# Required work:
Word for word, copy all the data and drop the pictures.

# Given records:
<<<<
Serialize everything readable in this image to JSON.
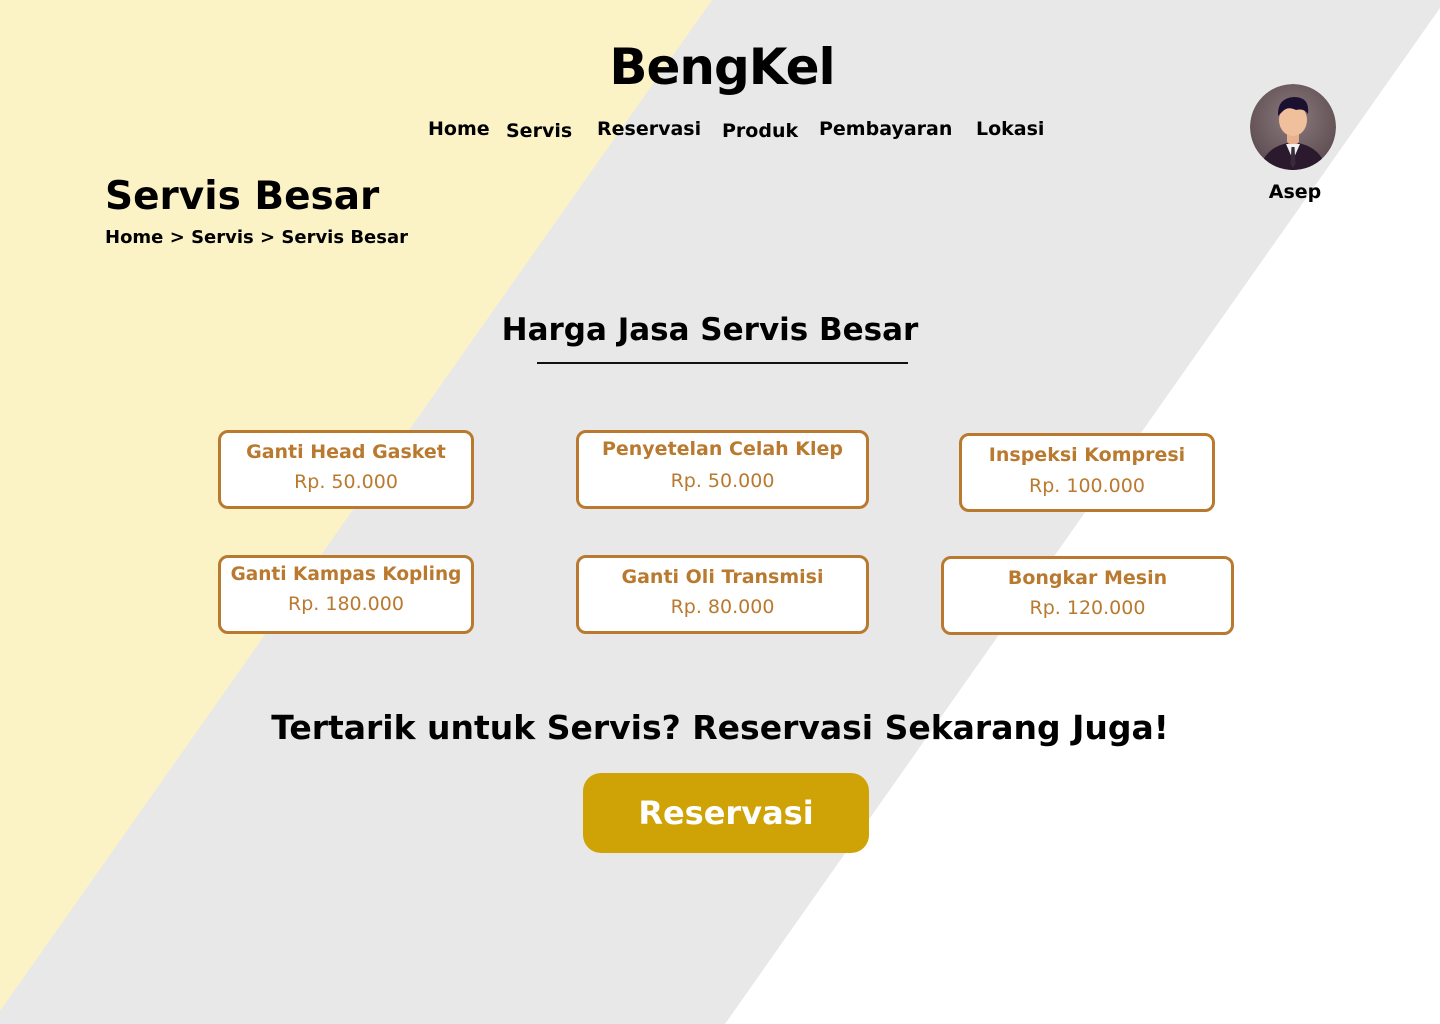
{
  "brand": {
    "logo": "BengKel"
  },
  "nav": {
    "items": [
      "Home",
      "Servis",
      "Reservasi",
      "Produk",
      "Pembayaran",
      "Lokasi"
    ]
  },
  "user": {
    "name": "Asep",
    "avatar_icon": "user-avatar-icon"
  },
  "page": {
    "title": "Servis Besar",
    "breadcrumb": [
      "Home",
      "Servis",
      "Servis Besar"
    ],
    "breadcrumb_separator": ">"
  },
  "pricing": {
    "title": "Harga Jasa Servis Besar",
    "services": [
      {
        "name": "Ganti Head Gasket",
        "price": "Rp. 50.000"
      },
      {
        "name": "Penyetelan Celah Klep",
        "price": "Rp. 50.000"
      },
      {
        "name": "Inspeksi Kompresi",
        "price": "Rp. 100.000"
      },
      {
        "name": "Ganti Kampas Kopling",
        "price": "Rp. 180.000"
      },
      {
        "name": "Ganti Oli Transmisi",
        "price": "Rp. 80.000"
      },
      {
        "name": "Bongkar Mesin",
        "price": "Rp. 120.000"
      }
    ]
  },
  "cta": {
    "text": "Tertarik untuk Servis? Reservasi Sekarang Juga!",
    "button_label": "Reservasi"
  },
  "colors": {
    "accent": "#b97a30",
    "button": "#cfa206",
    "bg_yellow": "#fbf2c6",
    "bg_gray": "#e8e8e8",
    "bg_white": "#ffffff"
  }
}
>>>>
# Solution to this exercise:
Serialize everything readable in this image to JSON.
{
  "brand": {
    "logo": "BengKel"
  },
  "nav": {
    "items": [
      "Home",
      "Servis",
      "Reservasi",
      "Produk",
      "Pembayaran",
      "Lokasi"
    ]
  },
  "user": {
    "name": "Asep",
    "avatar_icon": "user-avatar-icon"
  },
  "page": {
    "title": "Servis Besar",
    "breadcrumb": [
      "Home",
      "Servis",
      "Servis Besar"
    ],
    "breadcrumb_separator": ">"
  },
  "pricing": {
    "title": "Harga Jasa Servis Besar",
    "services": [
      {
        "name": "Ganti Head Gasket",
        "price": "Rp. 50.000"
      },
      {
        "name": "Penyetelan Celah Klep",
        "price": "Rp. 50.000"
      },
      {
        "name": "Inspeksi Kompresi",
        "price": "Rp. 100.000"
      },
      {
        "name": "Ganti Kampas Kopling",
        "price": "Rp. 180.000"
      },
      {
        "name": "Ganti Oli Transmisi",
        "price": "Rp. 80.000"
      },
      {
        "name": "Bongkar Mesin",
        "price": "Rp. 120.000"
      }
    ]
  },
  "cta": {
    "text": "Tertarik untuk Servis? Reservasi Sekarang Juga!",
    "button_label": "Reservasi"
  },
  "colors": {
    "accent": "#b97a30",
    "button": "#cfa206",
    "bg_yellow": "#fbf2c6",
    "bg_gray": "#e8e8e8",
    "bg_white": "#ffffff"
  }
}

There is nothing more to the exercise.